Curt Stewart left legacy across county, Aspen ski areas
Former Pitkin County official who also managed Aspen Mountain and Snowmass resort died recently at age 73
Curt Stewart left California to pursue his skiing dreams and quickly left his mark across the Roaring Fork Valley in the 1980s from transportation to skiing. He died earlier this month at his home in Scottsdale, Arizona. He was 73.
Stewart and his first wife, Jan Wyant, came to the Aspen area in the late 1970s after discovering their love of skiing during trips to Mammoth and then Park City, according to his daughter Katie Munier. With the encouragement of Jan, the couple moved to the Roaring Fork Valley, and Stewart quickly helped establish a greater transportation system and worked as the county manager before moving into the skiing industry.
With a master’s degree in public transportation planning from UCLA, Stewart left his job with the Orange County Transit District in 1978 to take the position as Pitkin County’s transportation director that May and served for two years before being promoted to county manager, as which he served until June 1984. According to a resume his family found, Stewart mentioned the Pitkin County budget then was $22 million.
“They hired my dad, who helped with transportation planning. My mom said when they arrived, they started to look for houses in Old Snowmass,” Munier said recently. “She said it was one of those amazing days that you’d like to capture in a bottle — blue skies, warm breeze, simply gorgeous. They knew it was where they wanted to be.”
He left the government side of the valley to start working at Aspen Skiing Co., where he spent the next nine seasons, adding to the customer base and directing capital improvements.
Stewart, who was born Nov. 25, 1948, in San Gabriel, California, first served as the skiing company’s director of ski school and guest services starting in June 1984. But barely a year later, at age 37, he was named the manager of Aspen Mountain, replacing Charlie Maddalone, a 25-year veteran of the company, according to reports in The Aspen Times.
Stewart’s people-handling skills and management experience give him the nod over the many other qualified candidates who were in the running for the position, Skico executives said at the time.
“Curt has the ability to meld together those skills and talents so that the whole is more than a sum of the parts,” Skico general manager Brian Rapp said then.
Stewart spent two seasons managing Aspen Mountain, and among other projects in that time he was responsible for guiding $20 million in improvements to the Silver Queen Gondola.
In July 1988, he was named the general manager of Snowmass Ski Area, and he spent the next five seasons helping grow the resort’s visitor base as well as capital expansion projects.
“Some of my very best memories are of skiing with my dad,” said Munier, who was born at Aspen Valley Hospital along with her brother, Brian. “Snowmass is and will always be my most favorite ski area.
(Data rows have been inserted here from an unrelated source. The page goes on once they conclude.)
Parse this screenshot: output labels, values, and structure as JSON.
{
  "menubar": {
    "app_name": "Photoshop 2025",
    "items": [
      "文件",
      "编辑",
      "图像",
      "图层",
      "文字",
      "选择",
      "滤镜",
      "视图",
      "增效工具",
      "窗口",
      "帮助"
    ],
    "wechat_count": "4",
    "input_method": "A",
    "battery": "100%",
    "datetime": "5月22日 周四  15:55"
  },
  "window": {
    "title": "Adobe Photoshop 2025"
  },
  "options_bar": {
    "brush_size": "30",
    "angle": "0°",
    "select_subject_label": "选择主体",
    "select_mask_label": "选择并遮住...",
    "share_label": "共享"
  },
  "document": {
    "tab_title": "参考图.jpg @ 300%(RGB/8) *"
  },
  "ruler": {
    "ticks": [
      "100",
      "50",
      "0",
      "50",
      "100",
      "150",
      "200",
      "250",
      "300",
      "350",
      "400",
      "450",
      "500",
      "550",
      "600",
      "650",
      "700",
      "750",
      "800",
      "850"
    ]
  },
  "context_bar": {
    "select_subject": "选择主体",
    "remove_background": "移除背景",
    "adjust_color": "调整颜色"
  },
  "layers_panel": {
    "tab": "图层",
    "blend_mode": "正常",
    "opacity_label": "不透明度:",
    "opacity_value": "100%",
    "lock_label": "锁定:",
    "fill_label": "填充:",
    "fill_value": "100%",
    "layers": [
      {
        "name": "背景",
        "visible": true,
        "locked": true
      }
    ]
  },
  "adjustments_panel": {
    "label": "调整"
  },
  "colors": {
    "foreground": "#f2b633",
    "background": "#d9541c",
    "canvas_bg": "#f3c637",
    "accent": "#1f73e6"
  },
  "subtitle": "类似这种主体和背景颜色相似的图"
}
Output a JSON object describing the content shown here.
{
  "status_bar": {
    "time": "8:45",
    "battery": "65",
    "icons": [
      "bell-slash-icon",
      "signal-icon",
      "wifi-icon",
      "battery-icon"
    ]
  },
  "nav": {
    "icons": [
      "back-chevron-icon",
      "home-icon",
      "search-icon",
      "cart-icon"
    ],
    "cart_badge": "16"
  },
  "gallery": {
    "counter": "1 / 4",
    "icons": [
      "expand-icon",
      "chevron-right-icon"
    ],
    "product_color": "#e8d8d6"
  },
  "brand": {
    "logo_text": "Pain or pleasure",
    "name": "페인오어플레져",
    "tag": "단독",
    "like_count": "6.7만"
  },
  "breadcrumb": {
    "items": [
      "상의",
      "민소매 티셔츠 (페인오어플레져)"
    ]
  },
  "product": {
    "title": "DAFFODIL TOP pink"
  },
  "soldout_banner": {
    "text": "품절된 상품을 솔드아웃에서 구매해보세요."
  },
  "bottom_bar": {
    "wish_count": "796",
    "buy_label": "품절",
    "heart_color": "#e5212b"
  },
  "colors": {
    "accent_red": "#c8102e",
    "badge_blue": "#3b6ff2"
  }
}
I have such amazing memories of following him around while he was working and on days off. Skiing with his amazing co-workers Don Rayburn, Victor Gerdin, Weems Westfeldt, Steve Sewell, and so many others. Between all of them I ended up becoming a pretty good skier.”
According to his family’s obituary, Stewart’s expertise was called on to help build and manage the Little Nell hotel at the base of Aspen Mountain and golf courses in Aspen and Snowmass.
David Peri was a colleague through the years and said Stewart had a way of making everyone feel appreciated. It was that characteristic that helped get the skiing company through some difficult transitions, Peri recalled.
“I don’t remember when I started calling him ‘Courteous.’ It was soon after he started working for the Aspen Skiing Co. But it seemed to me that Curt was just short for Courteous because he was that way to everyone, everywhere, every time under even the most difficult situations,” Peri said. “It didn’t matter if you were an owner or an employee; if a fleeting contact or measured in years; if you were ‘important’ or ‘inconsequential.’ My experience was that everyone was important to him. That’s how he made me feel. Courteous to a fault.”
In 1993, Stewart married Kristin Holland and together they had three sons, Flynn, Hale and Owen. He and Kristin left Snowmass when he took the job as general manager of Schweitzer Mountain ski area in Idaho. After a short time there, they moved to Arizona, where they launched The BrainChild Foundation, which invested in groundbreaking research for hydrocephalus, a cause near and dear to Stewart’s heart.
In 2021, Curt married Christy Voelkel and welcomed her children Heather (Dustin), Dre (Adam) and Nicole (Manu) into his life. Stewart is survived by his wife, children, grandchildren, mother Mary, brother Jack (Eileen) and nieces and nephews.
A funeral service was held March 14 in Scottsdale, where he was celebrated by his family and friends.
Roaring Fork Valley natives Emily Ridings and Nikki Ferry have come full circle when it comes to dance. Both studied dance with Aspen Santa Fe Ballet (ASFB) as kids, continued their training with other prominent schools, and now return this weekend, as ASFB presents “The Nutcracker” at Aspen District Theater.